(Dataset records)

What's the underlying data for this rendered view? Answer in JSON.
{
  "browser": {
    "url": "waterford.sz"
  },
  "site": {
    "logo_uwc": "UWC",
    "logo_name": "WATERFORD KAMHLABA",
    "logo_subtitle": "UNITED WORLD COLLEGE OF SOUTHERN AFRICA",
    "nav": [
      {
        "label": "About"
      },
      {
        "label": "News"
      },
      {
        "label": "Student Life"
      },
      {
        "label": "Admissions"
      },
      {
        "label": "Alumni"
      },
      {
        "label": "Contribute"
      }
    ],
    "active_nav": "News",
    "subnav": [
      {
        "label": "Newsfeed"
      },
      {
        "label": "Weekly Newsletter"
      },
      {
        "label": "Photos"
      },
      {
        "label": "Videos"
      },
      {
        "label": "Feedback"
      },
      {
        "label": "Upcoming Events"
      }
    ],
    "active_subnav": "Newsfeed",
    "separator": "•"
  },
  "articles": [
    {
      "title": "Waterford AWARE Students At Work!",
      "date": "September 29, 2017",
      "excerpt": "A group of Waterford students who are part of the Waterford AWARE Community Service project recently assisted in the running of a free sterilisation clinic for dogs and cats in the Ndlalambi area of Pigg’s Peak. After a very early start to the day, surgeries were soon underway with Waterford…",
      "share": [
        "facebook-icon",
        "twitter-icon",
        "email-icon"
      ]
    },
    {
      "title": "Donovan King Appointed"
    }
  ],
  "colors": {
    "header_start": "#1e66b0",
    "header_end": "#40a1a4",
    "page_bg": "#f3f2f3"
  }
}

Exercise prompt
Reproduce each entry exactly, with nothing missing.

Written reply
What's the underlying data for this rendered view? Answer in JSON.
{
  "browser": {
    "url": "waterford.sz"
  },
  "site": {
    "logo_uwc": "UWC",
    "logo_name": "WATERFORD KAMHLABA",
    "logo_subtitle": "UNITED WORLD COLLEGE OF SOUTHERN AFRICA",
    "nav": [
      {
        "label": "About"
      },
      {
        "label": "News"
      },
      {
        "label": "Student Life"
      },
      {
        "label": "Admissions"
      },
      {
        "label": "Alumni"
      },
      {
        "label": "Contribute"
      }
    ],
    "active_nav": "News",
    "subnav": [
      {
        "label": "Newsfeed"
      },
      {
        "label": "Weekly Newsletter"
      },
      {
        "label": "Photos"
      },
      {
        "label": "Videos"
      },
      {
        "label": "Feedback"
      },
      {
        "label": "Upcoming Events"
      }
    ],
    "active_subnav": "Newsfeed",
    "separator": "•"
  },
  "articles": [
    {
      "title": "Waterford AWARE Students At Work!",
      "date": "September 29, 2017",
      "excerpt": "A group of Waterford students who are part of the Waterford AWARE Community Service project recently assisted in the running of a free sterilisation clinic for dogs and cats in the Ndlalambi area of Pigg’s Peak. After a very early start to the day, surgeries were soon underway with Waterford…",
      "share": [
        "facebook-icon",
        "twitter-icon",
        "email-icon"
      ]
    },
    {
      "title": "Donovan King Appointed"
    }
  ],
  "colors": {
    "header_start": "#1e66b0",
    "header_end": "#40a1a4",
    "page_bg": "#f3f2f3"
  }
}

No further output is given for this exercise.